[0034] The corresponding structures, materials, acts, and equivalents of all means or step plus function elements in the claims below are intended to include any structure, material, or act for performing the function in combination with other claimed elements as specifically claimed. The description of the present invention has been presented for purposes of illustration and description, but is not intended to be exhaustive or limited to the invention in the form disclosed. Many modifications and variations will be apparent to those of ordinary skill in the art without departing from the scope and spirit of the invention. The embodiments were chosen and described in order to best explain the principles of the invention and the practical application, and to enable others of ordinary skill in the art to understand the invention for various embodiments with various modifications as are suited to the particular use contemplated.

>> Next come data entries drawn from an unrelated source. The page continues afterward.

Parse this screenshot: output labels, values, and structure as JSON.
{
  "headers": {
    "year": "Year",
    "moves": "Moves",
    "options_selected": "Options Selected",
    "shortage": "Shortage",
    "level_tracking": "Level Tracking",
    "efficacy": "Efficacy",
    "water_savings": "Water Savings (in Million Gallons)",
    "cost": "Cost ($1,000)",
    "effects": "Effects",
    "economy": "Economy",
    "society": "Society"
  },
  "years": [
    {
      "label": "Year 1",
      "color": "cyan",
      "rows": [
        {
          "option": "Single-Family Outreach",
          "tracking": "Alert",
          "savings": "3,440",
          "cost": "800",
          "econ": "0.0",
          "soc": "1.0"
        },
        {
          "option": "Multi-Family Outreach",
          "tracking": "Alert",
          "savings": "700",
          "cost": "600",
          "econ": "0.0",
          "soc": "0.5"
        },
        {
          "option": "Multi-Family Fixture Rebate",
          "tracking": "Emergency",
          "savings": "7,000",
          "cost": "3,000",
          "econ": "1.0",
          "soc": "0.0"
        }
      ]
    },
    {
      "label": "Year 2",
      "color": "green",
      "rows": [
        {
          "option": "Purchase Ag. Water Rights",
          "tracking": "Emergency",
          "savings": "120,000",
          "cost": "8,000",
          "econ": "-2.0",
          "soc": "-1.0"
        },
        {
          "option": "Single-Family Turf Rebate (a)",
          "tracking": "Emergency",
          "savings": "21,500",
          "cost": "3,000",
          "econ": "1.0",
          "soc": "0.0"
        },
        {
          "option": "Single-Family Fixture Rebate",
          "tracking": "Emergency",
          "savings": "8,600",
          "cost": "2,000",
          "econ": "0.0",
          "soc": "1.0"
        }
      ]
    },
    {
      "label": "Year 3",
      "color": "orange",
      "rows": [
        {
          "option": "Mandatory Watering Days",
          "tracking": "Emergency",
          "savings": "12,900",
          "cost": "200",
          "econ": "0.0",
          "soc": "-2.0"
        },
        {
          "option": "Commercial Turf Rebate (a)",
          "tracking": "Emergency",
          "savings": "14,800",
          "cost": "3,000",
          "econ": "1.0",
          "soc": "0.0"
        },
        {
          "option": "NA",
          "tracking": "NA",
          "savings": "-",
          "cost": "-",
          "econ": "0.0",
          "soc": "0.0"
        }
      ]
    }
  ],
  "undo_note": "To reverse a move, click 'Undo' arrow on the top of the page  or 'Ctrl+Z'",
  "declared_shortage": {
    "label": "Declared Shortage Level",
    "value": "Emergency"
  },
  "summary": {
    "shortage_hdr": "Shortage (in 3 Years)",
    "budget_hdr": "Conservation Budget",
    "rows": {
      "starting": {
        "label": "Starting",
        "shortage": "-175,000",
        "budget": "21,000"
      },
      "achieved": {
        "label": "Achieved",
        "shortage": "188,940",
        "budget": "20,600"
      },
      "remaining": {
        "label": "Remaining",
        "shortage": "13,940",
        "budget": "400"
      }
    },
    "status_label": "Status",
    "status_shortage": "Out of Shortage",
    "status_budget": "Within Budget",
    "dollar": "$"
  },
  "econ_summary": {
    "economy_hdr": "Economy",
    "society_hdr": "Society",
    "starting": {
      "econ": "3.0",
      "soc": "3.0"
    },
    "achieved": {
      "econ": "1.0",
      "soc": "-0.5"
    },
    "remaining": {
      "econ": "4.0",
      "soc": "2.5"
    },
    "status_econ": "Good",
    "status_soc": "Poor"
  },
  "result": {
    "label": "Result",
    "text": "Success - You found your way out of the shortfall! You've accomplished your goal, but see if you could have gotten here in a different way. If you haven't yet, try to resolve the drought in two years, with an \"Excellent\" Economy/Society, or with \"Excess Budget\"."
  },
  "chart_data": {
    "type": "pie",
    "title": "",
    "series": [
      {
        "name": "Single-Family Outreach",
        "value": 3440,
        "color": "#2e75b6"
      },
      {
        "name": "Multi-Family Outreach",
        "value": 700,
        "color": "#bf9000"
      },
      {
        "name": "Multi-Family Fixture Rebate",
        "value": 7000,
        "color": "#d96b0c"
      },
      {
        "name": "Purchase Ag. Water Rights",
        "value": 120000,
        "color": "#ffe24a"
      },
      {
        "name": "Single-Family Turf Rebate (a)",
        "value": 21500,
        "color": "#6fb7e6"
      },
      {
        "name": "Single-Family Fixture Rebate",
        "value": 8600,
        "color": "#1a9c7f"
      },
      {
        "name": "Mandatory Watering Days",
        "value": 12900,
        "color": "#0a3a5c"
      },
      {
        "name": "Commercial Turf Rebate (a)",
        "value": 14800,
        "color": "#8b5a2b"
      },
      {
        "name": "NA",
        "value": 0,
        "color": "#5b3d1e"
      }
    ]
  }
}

[0035] While the various embodiments to the invention have been described, it will be understood that those skilled in the art, both now and in the future, may make various modifications and enhancements which fall within the scope of the claims which follow. These claims should be construed to maintain the proper protection for the invention first described.